worse, in my opinion. You need to handle this fully and properly in
the place that knows what dangers exist.

As for the model "allowing" HTML, that's missing the point. The model
shouldn't even know that HTML exists.

I know we're not going to agree on this, of course. I'm not exactly a
belt-and-suspenders kind of guy. :slight_smile:

///ark

Based on your business rule descriptions, a hashed out live conversation would likely reveal me agreeing to the principle you're positing. However, for practical purposes, I see these two descriptions ending up as the same thing. I know they're not the same, but where the rubber hits the road, I think the second rule *usually* (not always of course) turns into the first rule because being "not vulnerable" usually turns into "don't even allow it" when you realize the app don't need it, which pushes me to say that by default, sanitizing should happen on the goes_inta side *except* where html is valid content.
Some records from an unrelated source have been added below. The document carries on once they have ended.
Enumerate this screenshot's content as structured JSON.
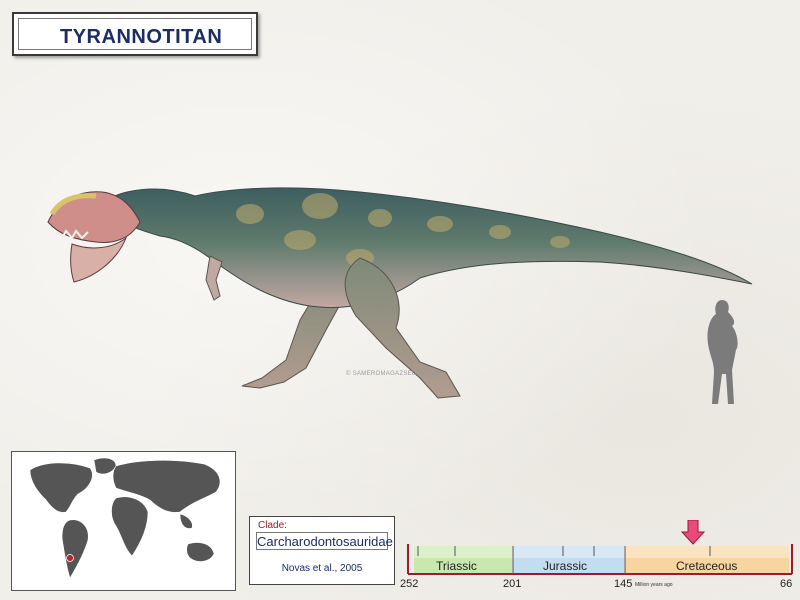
{
  "title": "TYRANNOTITAN",
  "watermark": "© SAMEROMAGAZSEDOMOMA",
  "clade": {
    "label": "Clade:",
    "name": "Carcharodontosauridae",
    "author": "Novas et al., 2005"
  },
  "timeline": {
    "periods": [
      {
        "name": "Triassic",
        "color": "#c8e8b0"
      },
      {
        "name": "Jurassic",
        "color": "#c4dcef"
      },
      {
        "name": "Cretaceous",
        "color": "#f8d4a0"
      }
    ],
    "ticks": [
      "252",
      "201",
      "145",
      "66"
    ],
    "unit": "Million years ago"
  },
  "colors": {
    "title": "#1c2c66",
    "timeline_axis": "#a0192b",
    "marker": "#e84a7a",
    "location_dot": "#c0202a"
  }
}
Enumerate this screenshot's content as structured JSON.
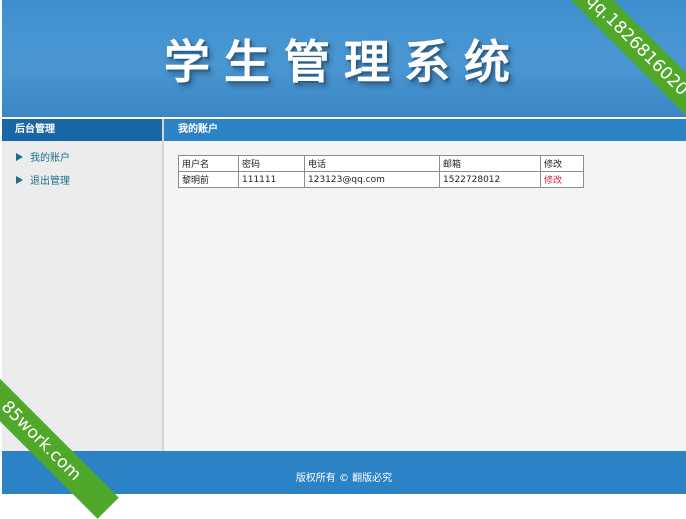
{
  "header": {
    "title": "学生管理系统"
  },
  "ribbons": {
    "top_right": "qq.1826816020",
    "bottom_left": "85work.com"
  },
  "sidebar": {
    "heading": "后台管理",
    "items": [
      {
        "label": "我的账户",
        "icon": "arrow-right-icon"
      },
      {
        "label": "退出管理",
        "icon": "arrow-right-icon"
      }
    ]
  },
  "main": {
    "heading": "我的账户",
    "table": {
      "columns": [
        "用户名",
        "密码",
        "电话",
        "邮箱",
        "修改"
      ],
      "rows": [
        {
          "username": "黎明前",
          "password": "111111",
          "phone": "123123@qq.com",
          "email": "1522728012",
          "edit": "修改"
        }
      ]
    }
  },
  "footer": {
    "copyright": "版权所有 © 翻版必究"
  },
  "colors": {
    "header_blue": "#3f8fcf",
    "nav_blue": "#1a67a8",
    "bar_blue": "#2b83c6",
    "ribbon_green": "#4fa82a",
    "link_red": "#c7254e"
  }
}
I don't see it as suspenders, but rather as an aggressive way to acheive both the first and second rule at the same time.

So, even if you beat me into agreeing with you fully, I'm quite sure I would leave the room and still sanitize HTML at the model because I think the first rule is the one that should apply everywhere except where it's obvious that it cannot.

Good discussion to understand the distinctions though. Thx.

Marston A. wrote:

There have also been some new plugins that have come out in the last
few weeks:

http://code.al3x.net/svn/acts_as_sanitized/
http://code.google.com/p/sanitizeparams/

Looks to me like acts_as_sanitized has moved to
http://svn.devjavu.com/actsassanitized with a project page at
http://actsassanitized.devjavu.com/.

It didn't work with Rails 2.0.2 out of the box, so I tried a little
tinkering by replacing this:

include ActionView::Helpers::TextHelper

with

include ActionView::Helpers::SanitizeHelper

I get a "undefined method `white_list_sanitizer' for #<Class:0x248a8bc>"
error.

I've tried a number of other, but no luck. How would you update this
for Rails 2.0?

cheers,
Walter

Walter Mcginnis wrote:

It didn't work with Rails 2.0.2 out of the box, so I tried a little
tinkering by replacing this:

include ActionView::Helpers::TextHelper

with

include ActionView::Helpers::SanitizeHelper

I get a "undefined method `white_list_sanitizer' for #<Class:0x248a8bc>"
error.

Nevermind, got it working. Will submit to plugin maintainer...

Cheers,
Walter